Mutation can result in several different types of change in sequences; these can either have no effect, alter the product of a gene, or prevent the gene from functioning properly or completely. One study on genetic variations between different species of Drosophila suggests that if a mutation changes a protein produced by a gene, the result is likely to be harmful, with an estimated 70 percent of amino acid polymorphisms having damaging effects, and the remainder being either neutral or weakly beneficial. Due to the damaging effects that mutations can have on genes, organisms have mechanisms such as DNA repair to prevent mutations.
Other articles related to "mutation, mutations":
... Mapping between common terms from cancer biology and evolutionary biology Driver mutation = a mutation that gives a selective advantage to a clone in its microenvironment, through ... Driver mutations tend to cause clonal expansions ... Passenger mutation = a mutation that has no effect on the fitness of a clone but may be associated with a clonal expansion because it occurs in the same genome with a driver ...
... a parent, and also not passed to offspring, is called a somatic cell genetic mutation or acquired mutation ... Cells with heterozygous mutations (one good copy of gene and one mutated copy) may function normally with the unmutated copy until the good copy has been spontaneously somatically mutated ... This kind of mutation happens all the time in living organisms, but it is difficult to measure the rate ...
... The mixed mutation causes The soft mutation of b /b/ → v /v/, g /ɡ/ → c'h /x/, gw /ɡw/ → w /w/, m /m/ → v /v/ Hard mutation of d /d/ → t /t/ ...
... The Clearwing budgerigar mutation is one of approximately 30 mutations affecting the colour of budgerigars ... It is the underlying mutation of the Clearwing variety, often known as Yellowwings in the green series and Whitewings in the blue series ... When combined with the Greywing mutation the variety is known as the Full-bodied Greywing ...

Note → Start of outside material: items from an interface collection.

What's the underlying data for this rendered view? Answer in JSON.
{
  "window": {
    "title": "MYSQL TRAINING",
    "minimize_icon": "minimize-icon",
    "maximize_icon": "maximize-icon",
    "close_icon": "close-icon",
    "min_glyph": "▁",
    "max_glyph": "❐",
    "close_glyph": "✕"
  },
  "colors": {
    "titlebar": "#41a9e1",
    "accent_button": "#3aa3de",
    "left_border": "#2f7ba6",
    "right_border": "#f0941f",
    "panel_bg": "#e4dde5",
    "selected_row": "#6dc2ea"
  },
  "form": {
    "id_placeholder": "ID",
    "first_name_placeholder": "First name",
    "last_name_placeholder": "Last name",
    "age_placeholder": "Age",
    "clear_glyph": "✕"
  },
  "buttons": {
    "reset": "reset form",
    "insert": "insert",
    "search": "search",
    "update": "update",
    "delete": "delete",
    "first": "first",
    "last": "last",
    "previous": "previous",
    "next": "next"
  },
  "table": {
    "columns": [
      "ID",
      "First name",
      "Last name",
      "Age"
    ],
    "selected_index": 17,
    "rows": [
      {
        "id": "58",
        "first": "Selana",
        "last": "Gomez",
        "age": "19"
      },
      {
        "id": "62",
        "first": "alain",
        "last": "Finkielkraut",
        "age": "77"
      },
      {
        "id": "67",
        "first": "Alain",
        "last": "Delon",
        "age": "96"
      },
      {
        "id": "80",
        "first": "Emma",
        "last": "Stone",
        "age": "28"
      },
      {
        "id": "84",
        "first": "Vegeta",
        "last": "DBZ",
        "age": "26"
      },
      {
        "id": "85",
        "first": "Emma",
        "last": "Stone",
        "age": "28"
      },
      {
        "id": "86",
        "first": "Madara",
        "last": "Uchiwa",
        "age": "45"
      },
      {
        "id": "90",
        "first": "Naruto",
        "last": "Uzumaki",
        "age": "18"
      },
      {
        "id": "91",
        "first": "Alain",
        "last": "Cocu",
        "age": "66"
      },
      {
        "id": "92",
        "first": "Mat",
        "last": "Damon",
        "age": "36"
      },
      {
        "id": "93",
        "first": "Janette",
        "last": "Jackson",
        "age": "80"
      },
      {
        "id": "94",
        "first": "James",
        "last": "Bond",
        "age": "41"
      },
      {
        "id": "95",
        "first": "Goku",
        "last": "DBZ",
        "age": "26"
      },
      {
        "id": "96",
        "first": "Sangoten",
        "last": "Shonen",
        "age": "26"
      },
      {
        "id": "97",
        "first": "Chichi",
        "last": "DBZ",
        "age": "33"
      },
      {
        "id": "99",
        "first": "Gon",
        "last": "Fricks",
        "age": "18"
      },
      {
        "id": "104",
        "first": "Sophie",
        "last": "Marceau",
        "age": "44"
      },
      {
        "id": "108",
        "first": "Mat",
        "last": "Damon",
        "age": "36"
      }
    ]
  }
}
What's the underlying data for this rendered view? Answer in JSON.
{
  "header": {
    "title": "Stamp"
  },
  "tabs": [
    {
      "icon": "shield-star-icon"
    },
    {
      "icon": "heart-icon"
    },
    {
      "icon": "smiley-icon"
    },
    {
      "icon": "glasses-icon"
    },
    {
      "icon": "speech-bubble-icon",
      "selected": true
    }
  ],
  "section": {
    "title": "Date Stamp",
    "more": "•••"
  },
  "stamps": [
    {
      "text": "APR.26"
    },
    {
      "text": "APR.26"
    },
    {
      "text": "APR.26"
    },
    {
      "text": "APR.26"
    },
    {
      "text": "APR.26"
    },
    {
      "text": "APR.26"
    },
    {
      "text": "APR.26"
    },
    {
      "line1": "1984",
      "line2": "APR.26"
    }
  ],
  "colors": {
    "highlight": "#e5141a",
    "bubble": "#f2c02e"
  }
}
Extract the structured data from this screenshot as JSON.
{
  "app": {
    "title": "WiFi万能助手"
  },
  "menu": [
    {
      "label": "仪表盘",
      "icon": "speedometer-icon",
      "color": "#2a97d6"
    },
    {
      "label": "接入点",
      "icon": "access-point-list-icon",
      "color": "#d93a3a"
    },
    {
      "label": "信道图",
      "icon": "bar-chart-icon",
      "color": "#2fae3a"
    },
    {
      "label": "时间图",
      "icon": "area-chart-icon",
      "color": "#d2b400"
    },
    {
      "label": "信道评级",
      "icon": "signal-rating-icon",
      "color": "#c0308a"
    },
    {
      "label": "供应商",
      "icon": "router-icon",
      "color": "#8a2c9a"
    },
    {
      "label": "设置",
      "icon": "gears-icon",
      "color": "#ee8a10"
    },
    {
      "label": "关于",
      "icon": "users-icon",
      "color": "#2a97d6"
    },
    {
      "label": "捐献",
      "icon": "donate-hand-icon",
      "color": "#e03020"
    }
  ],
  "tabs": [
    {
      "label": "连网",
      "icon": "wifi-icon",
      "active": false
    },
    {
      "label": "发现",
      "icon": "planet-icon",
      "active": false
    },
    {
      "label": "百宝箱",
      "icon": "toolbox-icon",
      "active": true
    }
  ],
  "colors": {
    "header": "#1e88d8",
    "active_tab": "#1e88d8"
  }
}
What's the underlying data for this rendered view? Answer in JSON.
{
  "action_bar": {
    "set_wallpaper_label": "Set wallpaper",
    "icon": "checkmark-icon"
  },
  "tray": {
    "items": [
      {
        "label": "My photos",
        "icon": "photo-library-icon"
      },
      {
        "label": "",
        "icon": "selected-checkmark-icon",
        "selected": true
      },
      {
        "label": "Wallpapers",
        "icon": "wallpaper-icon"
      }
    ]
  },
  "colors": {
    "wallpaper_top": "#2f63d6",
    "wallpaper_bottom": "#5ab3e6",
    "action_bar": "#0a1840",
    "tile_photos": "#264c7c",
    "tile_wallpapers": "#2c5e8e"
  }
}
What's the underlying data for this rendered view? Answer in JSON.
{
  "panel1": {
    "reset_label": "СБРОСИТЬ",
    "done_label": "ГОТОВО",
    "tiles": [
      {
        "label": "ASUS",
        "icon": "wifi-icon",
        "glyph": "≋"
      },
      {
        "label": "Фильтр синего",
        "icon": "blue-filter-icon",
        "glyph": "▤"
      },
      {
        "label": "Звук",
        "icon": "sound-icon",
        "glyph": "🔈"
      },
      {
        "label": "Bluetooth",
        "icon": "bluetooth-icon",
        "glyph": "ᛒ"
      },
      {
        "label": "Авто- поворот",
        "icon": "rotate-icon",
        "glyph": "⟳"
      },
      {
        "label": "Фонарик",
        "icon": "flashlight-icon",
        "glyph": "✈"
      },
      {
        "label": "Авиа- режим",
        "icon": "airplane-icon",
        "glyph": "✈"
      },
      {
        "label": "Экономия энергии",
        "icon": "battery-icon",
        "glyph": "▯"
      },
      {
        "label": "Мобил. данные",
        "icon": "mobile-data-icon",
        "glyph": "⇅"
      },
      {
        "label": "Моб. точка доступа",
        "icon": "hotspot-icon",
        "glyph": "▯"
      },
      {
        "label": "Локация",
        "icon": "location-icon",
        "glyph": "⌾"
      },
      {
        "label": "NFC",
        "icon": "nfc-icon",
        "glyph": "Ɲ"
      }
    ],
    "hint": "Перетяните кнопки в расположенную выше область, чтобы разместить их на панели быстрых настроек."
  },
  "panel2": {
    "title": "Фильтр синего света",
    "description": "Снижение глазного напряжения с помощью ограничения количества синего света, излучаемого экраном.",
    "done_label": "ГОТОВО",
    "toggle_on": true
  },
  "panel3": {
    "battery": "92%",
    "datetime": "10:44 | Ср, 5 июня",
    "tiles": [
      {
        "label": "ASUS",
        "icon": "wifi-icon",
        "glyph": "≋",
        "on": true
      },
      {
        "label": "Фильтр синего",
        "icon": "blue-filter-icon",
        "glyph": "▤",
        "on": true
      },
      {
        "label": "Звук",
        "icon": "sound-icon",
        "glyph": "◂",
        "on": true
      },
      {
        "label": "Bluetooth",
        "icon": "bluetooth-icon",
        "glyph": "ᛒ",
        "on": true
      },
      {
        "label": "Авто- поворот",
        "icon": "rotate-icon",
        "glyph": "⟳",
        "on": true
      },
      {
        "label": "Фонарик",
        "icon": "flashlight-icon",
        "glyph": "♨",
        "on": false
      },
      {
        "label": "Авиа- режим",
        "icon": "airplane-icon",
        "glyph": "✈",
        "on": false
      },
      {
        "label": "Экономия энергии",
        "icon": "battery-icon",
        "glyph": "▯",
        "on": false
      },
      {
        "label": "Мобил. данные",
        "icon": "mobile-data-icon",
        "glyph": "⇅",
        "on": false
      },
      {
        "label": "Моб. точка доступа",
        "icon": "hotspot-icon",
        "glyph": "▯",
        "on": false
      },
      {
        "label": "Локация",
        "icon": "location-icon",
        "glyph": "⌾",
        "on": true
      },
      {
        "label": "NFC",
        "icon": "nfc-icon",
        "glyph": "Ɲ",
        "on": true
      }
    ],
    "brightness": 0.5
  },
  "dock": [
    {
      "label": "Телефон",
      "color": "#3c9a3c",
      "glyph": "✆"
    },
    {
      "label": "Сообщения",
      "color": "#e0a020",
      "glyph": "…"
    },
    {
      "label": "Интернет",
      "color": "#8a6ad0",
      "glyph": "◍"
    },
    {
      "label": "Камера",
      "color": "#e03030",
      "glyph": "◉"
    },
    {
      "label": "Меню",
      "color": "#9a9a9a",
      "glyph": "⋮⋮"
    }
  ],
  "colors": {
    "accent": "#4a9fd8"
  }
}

... The Clearwing mutation is one of the few that affect different areas of the body selectively ... Like many budgerigar mutations, it is the black melanin pigment that is affected ... The Clearwing mutation causes a large reduction in the number of pigment granules in the cortex, but only a very small reduction in the number of pigment granules ...